Take a generic evening in a college dorm: students come and go from the last class of the day, clubs, labs, pre-arranged meetings for dinner. Some are talking, textbooks and laptops open (but untouched); some play games or nap; and in a "nerd" school like Case Western Reserve, plenty are studying - agonizing over pages and pages of calculus or chemistry. Zoom in on one suite on the fourth floor of a battered dorm built in 1968: a cluster of tiny rooms, an ample (albeit slightly worn) common room, and a bathroom shared by six girls in the antics of morning. The common room is neat, although one corner is cluttered by boxes and suitcases waiting for end-of-term. A multi-colored floor lamp, two few dish chairs, and a plush area rug add to the hard, unloved furniture of the room. Chalk doodles adorn the special "write-on" walls. It is, in ever respect, a typical suite, lived-in and comfortable.
In this particular suite, the occupants are rarely all present - whether together or in rooms - until late at night. However, it is not unlikely to find two or three friends in the common room as the hour begins pushing 8 or 9 o'clock at night. One frequent (if not constant) presence here are two additional, unofficial members - boys, always associated with a certain two of the occupants (although well known by all). While not unusual on a college campus, there is something a bit different about the nature of these two relationships: not dating, nor dating-hopefuls. Both boy and girl are attracted to one another, yet refrain from manifesting that attraction in relationship. Remaining friends, they have grown incredibly close - emotionally intimate - and act as frequent "partners-in-crime." Why? It's not compatibility, or one-sided-ness, or the disappointing "I only think of you as a friend." It is one word: religion.

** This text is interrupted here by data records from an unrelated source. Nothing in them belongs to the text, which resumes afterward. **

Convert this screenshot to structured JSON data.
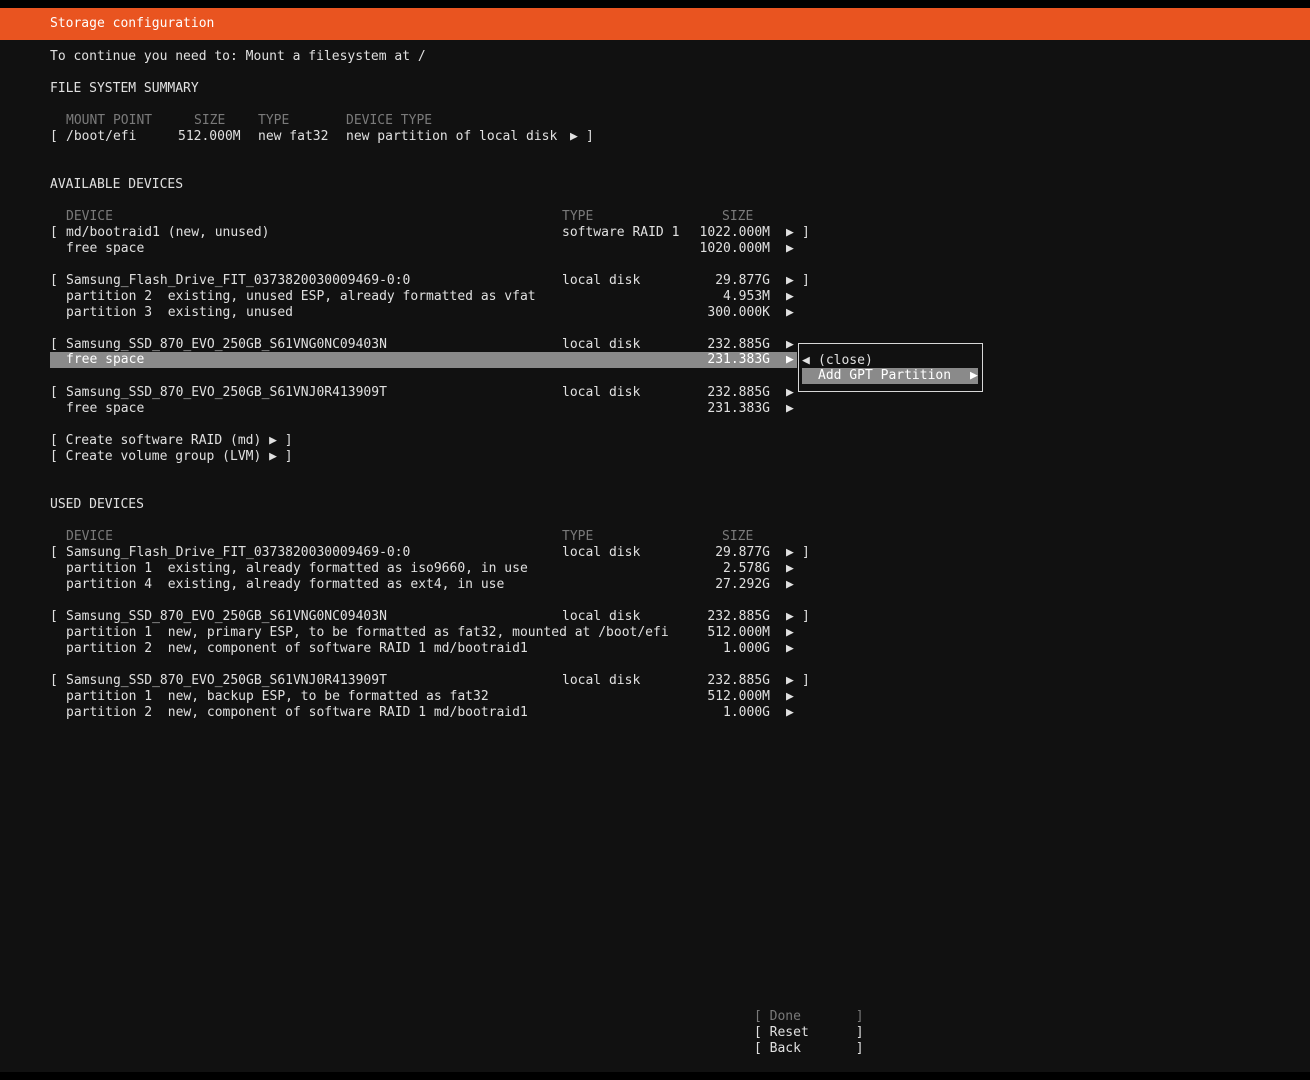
{
  "header": {
    "title": "Storage configuration"
  },
  "instruction": "To continue you need to: Mount a filesystem at /",
  "fs_summary": {
    "title": "FILE SYSTEM SUMMARY",
    "columns": {
      "mount": "MOUNT POINT",
      "size": "SIZE",
      "type": "TYPE",
      "device_type": "DEVICE TYPE"
    },
    "rows": [
      {
        "open": "[",
        "mount": "/boot/efi",
        "size": "512.000M",
        "type": "new fat32",
        "device_type": "new partition of local disk",
        "arrow": "▶",
        "close": "]"
      }
    ]
  },
  "available": {
    "title": "AVAILABLE DEVICES",
    "columns": {
      "device": "DEVICE",
      "type": "TYPE",
      "size": "SIZE"
    },
    "raid": {
      "open": "[",
      "name": "md/bootraid1 (new, unused)",
      "type": "software RAID 1",
      "size": "1022.000M",
      "arrow": "▶",
      "close": "]",
      "free_label": "free space",
      "free_size": "1020.000M",
      "free_arrow": "▶"
    },
    "flash": {
      "open": "[",
      "name": "Samsung_Flash_Drive_FIT_0373820030009469-0:0",
      "type": "local disk",
      "size": "29.877G",
      "arrow": "▶",
      "close": "]",
      "p2_label": "partition 2  existing, unused ESP, already formatted as vfat",
      "p2_size": "4.953M",
      "p2_arrow": "▶",
      "p3_label": "partition 3  existing, unused",
      "p3_size": "300.000K",
      "p3_arrow": "▶"
    },
    "ssd1": {
      "open": "[",
      "name": "Samsung_SSD_870_EVO_250GB_S61VNG0NC09403N",
      "type": "local disk",
      "size": "232.885G",
      "arrow": "▶",
      "free_label": "free space",
      "free_size": "231.383G",
      "free_arrow": "▶"
    },
    "ssd2": {
      "open": "[",
      "name": "Samsung_SSD_870_EVO_250GB_S61VNJ0R413909T",
      "type": "local disk",
      "size": "232.885G",
      "arrow": "▶",
      "free_label": "free space",
      "free_size": "231.383G",
      "free_arrow": "▶"
    },
    "create_raid": "[ Create software RAID (md) ▶ ]",
    "create_lvm": "[ Create volume group (LVM) ▶ ]"
  },
  "context_menu": {
    "close_arrow": "◀",
    "close_label": "(close)",
    "add_label": "Add GPT Partition",
    "add_arrow": "▶"
  },
  "used": {
    "title": "USED DEVICES",
    "columns": {
      "device": "DEVICE",
      "type": "TYPE",
      "size": "SIZE"
    },
    "flash": {
      "open": "[",
      "name": "Samsung_Flash_Drive_FIT_0373820030009469-0:0",
      "type": "local disk",
      "size": "29.877G",
      "arrow": "▶",
      "close": "]",
      "p1_label": "partition 1  existing, already formatted as iso9660, in use",
      "p1_size": "2.578G",
      "p1_arrow": "▶",
      "p4_label": "partition 4  existing, already formatted as ext4, in use",
      "p4_size": "27.292G",
      "p4_arrow": "▶"
    },
    "ssd1": {
      "open": "[",
      "name": "Samsung_SSD_870_EVO_250GB_S61VNG0NC09403N",
      "type": "local disk",
      "size": "232.885G",
      "arrow": "▶",
      "close": "]",
      "p1_label": "partition 1  new, primary ESP, to be formatted as fat32, mounted at /boot/efi",
      "p1_size": "512.000M",
      "p1_arrow": "▶",
      "p2_label": "partition 2  new, component of software RAID 1 md/bootraid1",
      "p2_size": "1.000G",
      "p2_arrow": "▶"
    },
    "ssd2": {
      "open": "[",
      "name": "Samsung_SSD_870_EVO_250GB_S61VNJ0R413909T",
      "type": "local disk",
      "size": "232.885G",
      "arrow": "▶",
      "close": "]",
      "p1_label": "partition 1  new, backup ESP, to be formatted as fat32",
      "p1_size": "512.000M",
      "p1_arrow": "▶",
      "p2_label": "partition 2  new, component of software RAID 1 md/bootraid1",
      "p2_size": "1.000G",
      "p2_arrow": "▶"
    }
  },
  "buttons": {
    "done": "[ Done       ]",
    "reset": "[ Reset      ]",
    "back": "[ Back       ]"
  },
  "colors": {
    "header": "#e95420",
    "background": "#111111",
    "highlight": "#8a8a8a"
  }
}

We live in an increasingly globalized and globalizing world. The world has developed societies based on principals of tolerance: societies that believe all are welcome (regardless of ethnicity, religion, gender, ability, or sexual orientation), societies that believe everyone deserves fair treatment and equal opportunity. It is, of course, far from a perfect system. Yet within this system, the increased tolerance does mean there are others. More and more people different from you... More religions.
Although all religions are united by love, almost every religion also asks for purity of faith - a concept that extends to one's choice in partners. While many people do date and marry outside of their religion (this is the consequence of tolerance), unique pressures apply to the particularly religious. In addition to this, the universalities of said religions are not always enough to fully share faith with a partner. Faith is a tradition that is as much cultural and liturgical as it is spiritual; unless those experiences and beliefs of faith are literally shared - owned - by both partners, sharing faith can often only be approximated. Can this be overcome by love? (Should it?)
The short answer is yes, there is plenty of statistical evidence that couples again and again choose love: In a documentary I recently watched, a couple describes their two weddings - one Christian and one Sikh, the bride finding the walk down the aisle in white as odd as the groom found riding in on horseback with sword and turban. But the larger story reveals a more complicated answer. For many, it is not only a question of "How important is my religion to me?" or "Is my religion important enough to me to date only in my religion?" It is not a matter of 'just waiting' for the right person with the right religion.
Religion is made up of many intertwining factors that can affect all aspects of life - from beliefs and values, to habits or lifestyle. All of these factors combine to create a personal faith derived from experiences, independent beliefs, and one's own interpretation of the religion. Faith and religion, both, are more than the sum of their parts; it has driven people, and nations, to war and great hatred, and also to great love. Many people believe in some form of greater Presence, whether they call it "God" or the Universe or have no name for it at all. For most, this Presence directs life, or is life (in its most universal sense), and is often the inspiration for understanding, good, righteousness, and love. Falling in love can be one of the most beautiful experiences of these. Romantic love has been historically (and still is, in many places) rather ignominious, yet it is placed on an marble pedestal by modern standards. Movies, songs, and other media in pop cultures worldwide are fixated on this one idea; a quick Google search reveals 4.18 billion results in less than a second [20 Jan 2016]. Yet when religious differences become involved, it is no longer as simple as "love conquers all."
Back in the suite on the fourth floor of that old dorm building, one of the two pairs are in the girl's room. Laughter, conversation, and other sounds come through the sad, thin door into the hallway of the suite. They have known each other for eight years, dating off and on in various attempts to reconcile love and faith. They always hit upon the same shoal: She's Jewish; he's Christian; and it's very important to both of them. The other pair in the suite are also behind a closed door, working (and then later talking) so late that a suite-mate's sleep is disturbed through the whitewashed, cement walls. They just met this year, but find themselves in a similar state: a religious Christian and a relatively uncaring (though educated and firm) Agnostic. In both cases, nearly everyone concerned had decided not to date anyone outside of their religion prior to meeting the other. Love, that greatest power and greatest gift we all possess, stumbles.